*** Opening of Extracted material ***

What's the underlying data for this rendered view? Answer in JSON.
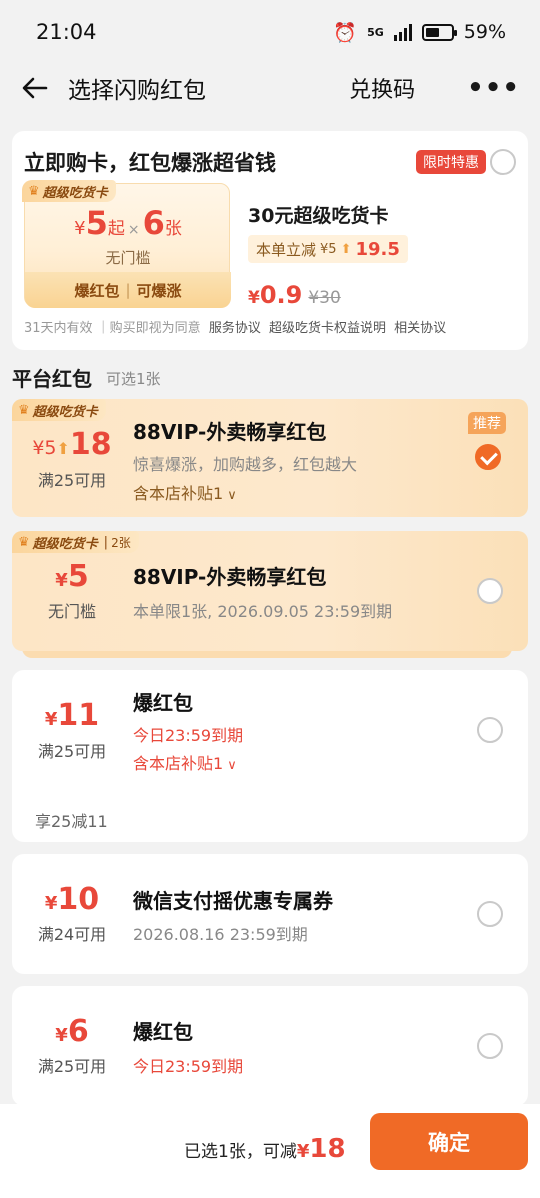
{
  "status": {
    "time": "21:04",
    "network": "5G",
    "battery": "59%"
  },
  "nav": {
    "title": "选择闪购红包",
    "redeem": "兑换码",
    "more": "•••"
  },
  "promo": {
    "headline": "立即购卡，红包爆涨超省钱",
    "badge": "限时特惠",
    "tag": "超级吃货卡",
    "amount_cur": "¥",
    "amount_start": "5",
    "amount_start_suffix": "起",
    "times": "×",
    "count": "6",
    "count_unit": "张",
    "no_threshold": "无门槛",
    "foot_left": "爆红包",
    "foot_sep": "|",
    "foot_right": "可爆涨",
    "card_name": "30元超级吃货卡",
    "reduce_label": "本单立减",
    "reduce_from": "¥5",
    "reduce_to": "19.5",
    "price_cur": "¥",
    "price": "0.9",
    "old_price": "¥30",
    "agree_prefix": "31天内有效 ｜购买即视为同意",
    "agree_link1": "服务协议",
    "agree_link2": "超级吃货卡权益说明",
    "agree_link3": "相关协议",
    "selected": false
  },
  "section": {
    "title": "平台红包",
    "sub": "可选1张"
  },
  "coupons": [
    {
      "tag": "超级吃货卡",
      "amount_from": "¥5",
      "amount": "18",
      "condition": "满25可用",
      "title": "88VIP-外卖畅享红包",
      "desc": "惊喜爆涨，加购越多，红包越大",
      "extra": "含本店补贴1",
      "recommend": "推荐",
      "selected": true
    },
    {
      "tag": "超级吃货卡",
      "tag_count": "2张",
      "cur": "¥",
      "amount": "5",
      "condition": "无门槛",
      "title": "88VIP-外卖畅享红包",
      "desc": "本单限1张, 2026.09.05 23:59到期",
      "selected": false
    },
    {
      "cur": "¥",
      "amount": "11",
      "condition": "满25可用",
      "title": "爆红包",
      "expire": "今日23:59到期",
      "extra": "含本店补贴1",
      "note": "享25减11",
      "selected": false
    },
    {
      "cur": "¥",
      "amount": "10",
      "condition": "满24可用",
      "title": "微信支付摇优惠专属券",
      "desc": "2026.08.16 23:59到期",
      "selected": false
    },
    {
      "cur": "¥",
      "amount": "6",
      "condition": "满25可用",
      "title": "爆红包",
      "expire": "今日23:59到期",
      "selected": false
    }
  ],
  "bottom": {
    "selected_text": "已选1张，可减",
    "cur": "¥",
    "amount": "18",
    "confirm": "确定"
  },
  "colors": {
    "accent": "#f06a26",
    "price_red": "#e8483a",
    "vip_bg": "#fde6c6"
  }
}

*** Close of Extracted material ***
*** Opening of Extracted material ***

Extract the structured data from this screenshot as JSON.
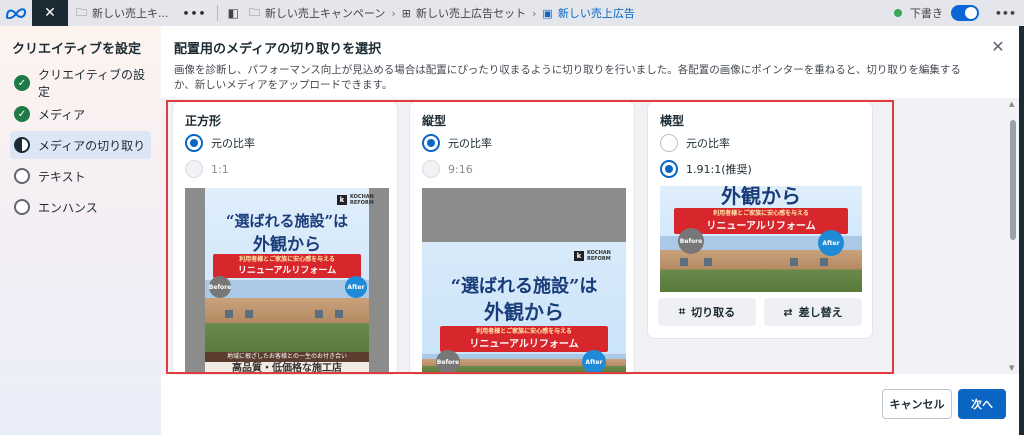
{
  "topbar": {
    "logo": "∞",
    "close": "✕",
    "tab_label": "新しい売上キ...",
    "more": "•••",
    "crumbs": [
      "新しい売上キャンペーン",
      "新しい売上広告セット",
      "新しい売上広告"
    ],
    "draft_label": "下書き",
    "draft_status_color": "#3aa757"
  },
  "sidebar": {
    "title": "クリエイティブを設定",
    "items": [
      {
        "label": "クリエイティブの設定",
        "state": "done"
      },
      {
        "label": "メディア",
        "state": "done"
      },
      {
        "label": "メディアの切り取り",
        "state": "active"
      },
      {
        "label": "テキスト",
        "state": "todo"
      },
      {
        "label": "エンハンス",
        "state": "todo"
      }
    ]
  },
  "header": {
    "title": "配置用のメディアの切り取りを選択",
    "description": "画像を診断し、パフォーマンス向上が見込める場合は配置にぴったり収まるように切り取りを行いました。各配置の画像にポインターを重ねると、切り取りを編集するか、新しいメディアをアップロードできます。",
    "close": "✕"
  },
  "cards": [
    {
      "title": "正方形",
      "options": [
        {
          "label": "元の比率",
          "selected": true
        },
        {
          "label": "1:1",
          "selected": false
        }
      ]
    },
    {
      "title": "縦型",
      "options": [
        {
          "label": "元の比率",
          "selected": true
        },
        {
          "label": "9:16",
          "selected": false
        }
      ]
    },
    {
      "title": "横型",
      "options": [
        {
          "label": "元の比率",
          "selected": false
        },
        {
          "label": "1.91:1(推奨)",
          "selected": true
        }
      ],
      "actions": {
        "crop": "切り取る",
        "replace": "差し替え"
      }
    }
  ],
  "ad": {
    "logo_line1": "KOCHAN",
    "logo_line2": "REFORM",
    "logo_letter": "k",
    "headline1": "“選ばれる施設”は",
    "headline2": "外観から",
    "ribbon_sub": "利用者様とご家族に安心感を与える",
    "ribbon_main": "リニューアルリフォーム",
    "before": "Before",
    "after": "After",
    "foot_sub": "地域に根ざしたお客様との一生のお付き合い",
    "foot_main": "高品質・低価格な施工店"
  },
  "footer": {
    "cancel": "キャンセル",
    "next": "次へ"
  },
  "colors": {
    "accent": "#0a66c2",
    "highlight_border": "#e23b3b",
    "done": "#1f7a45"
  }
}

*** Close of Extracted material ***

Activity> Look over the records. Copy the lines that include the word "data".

Your solution>
What's the underlying data for this rendered view? Answer in JSON.
Extract the structured data from this screenshot as JSON.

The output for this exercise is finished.